(Stored records)

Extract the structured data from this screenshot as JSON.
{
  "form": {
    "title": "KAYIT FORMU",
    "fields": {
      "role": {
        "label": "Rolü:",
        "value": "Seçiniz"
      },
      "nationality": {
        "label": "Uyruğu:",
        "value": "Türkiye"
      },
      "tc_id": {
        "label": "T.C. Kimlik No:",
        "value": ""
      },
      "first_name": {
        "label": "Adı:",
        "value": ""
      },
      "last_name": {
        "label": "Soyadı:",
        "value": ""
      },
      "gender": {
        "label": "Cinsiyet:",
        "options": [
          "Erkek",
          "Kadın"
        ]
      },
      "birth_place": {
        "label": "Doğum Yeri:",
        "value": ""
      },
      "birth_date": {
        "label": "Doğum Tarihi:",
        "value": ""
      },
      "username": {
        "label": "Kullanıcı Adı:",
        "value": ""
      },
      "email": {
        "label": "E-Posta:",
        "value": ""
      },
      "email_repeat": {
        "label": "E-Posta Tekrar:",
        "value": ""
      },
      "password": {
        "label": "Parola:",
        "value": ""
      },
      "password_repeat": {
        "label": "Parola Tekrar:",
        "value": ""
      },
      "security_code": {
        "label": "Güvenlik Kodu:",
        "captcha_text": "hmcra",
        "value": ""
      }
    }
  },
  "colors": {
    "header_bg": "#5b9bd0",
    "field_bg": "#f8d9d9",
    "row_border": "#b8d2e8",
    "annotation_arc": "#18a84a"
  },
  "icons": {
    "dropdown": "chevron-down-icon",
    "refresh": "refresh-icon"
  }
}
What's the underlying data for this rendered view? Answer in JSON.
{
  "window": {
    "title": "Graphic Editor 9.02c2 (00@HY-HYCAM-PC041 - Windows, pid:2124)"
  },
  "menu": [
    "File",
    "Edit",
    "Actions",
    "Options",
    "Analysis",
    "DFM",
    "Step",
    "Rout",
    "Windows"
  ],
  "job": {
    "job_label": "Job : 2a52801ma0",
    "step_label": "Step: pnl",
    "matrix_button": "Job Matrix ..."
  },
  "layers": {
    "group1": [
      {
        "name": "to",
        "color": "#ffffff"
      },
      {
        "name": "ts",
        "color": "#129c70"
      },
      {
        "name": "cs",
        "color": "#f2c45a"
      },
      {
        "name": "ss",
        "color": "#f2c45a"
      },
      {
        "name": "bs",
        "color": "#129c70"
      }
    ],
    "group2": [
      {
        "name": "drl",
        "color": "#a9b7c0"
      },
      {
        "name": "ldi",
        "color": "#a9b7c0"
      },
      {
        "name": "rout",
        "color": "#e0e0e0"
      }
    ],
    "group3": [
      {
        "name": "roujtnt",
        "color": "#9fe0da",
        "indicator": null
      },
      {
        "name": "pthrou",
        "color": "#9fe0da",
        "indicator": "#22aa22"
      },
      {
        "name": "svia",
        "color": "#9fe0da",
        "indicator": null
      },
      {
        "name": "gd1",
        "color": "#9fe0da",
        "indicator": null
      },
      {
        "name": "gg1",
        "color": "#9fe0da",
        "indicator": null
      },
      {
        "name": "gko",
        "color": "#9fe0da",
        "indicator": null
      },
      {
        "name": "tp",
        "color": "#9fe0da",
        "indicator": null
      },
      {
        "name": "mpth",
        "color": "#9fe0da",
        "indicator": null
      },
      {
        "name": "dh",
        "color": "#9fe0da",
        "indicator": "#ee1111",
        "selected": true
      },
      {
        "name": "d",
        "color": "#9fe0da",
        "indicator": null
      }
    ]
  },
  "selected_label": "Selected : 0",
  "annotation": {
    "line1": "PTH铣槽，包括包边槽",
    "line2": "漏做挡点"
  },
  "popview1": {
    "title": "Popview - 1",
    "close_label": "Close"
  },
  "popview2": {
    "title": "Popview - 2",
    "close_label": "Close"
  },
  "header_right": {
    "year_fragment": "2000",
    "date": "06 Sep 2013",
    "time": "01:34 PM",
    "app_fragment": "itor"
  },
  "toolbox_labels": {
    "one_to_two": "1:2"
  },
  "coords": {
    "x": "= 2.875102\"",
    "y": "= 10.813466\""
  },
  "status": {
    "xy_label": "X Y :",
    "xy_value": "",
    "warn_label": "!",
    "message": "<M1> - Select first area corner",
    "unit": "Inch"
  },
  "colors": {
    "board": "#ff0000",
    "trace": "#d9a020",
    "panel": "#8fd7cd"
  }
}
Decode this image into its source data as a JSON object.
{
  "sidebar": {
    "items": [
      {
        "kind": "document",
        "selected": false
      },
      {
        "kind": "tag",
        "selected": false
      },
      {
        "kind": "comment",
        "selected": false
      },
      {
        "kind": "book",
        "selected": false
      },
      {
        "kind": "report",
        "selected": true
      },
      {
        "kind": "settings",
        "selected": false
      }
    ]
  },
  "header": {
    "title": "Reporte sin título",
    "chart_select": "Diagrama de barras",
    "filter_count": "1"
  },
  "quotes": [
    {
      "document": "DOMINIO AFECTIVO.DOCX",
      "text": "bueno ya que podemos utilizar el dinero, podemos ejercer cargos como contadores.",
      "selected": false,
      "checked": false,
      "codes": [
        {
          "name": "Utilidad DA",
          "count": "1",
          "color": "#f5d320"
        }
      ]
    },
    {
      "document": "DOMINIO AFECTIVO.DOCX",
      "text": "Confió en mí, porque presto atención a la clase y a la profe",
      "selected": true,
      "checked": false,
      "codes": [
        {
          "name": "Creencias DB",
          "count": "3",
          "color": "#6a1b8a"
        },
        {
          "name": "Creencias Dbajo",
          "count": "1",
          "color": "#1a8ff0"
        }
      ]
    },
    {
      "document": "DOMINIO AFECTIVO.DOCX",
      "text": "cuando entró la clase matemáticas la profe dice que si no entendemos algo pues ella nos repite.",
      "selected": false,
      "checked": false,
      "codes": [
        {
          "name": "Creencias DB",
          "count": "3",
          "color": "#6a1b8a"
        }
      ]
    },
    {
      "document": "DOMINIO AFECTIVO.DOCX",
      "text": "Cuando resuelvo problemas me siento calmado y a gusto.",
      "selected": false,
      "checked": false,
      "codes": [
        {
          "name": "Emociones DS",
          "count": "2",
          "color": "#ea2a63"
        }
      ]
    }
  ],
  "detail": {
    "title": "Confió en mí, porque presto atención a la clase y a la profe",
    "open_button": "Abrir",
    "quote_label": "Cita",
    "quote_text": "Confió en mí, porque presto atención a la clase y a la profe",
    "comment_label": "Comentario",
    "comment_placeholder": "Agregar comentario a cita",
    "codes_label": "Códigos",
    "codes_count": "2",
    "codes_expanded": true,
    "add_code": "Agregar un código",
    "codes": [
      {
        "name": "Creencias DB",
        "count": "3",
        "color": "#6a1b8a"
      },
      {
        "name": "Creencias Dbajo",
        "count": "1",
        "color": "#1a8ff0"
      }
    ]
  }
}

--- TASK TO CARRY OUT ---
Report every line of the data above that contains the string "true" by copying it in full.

--- SOLUTION FOR THIS TASK ---
        "selected": true
        "selected": true
      "selected": true,
    "codes_expanded": true,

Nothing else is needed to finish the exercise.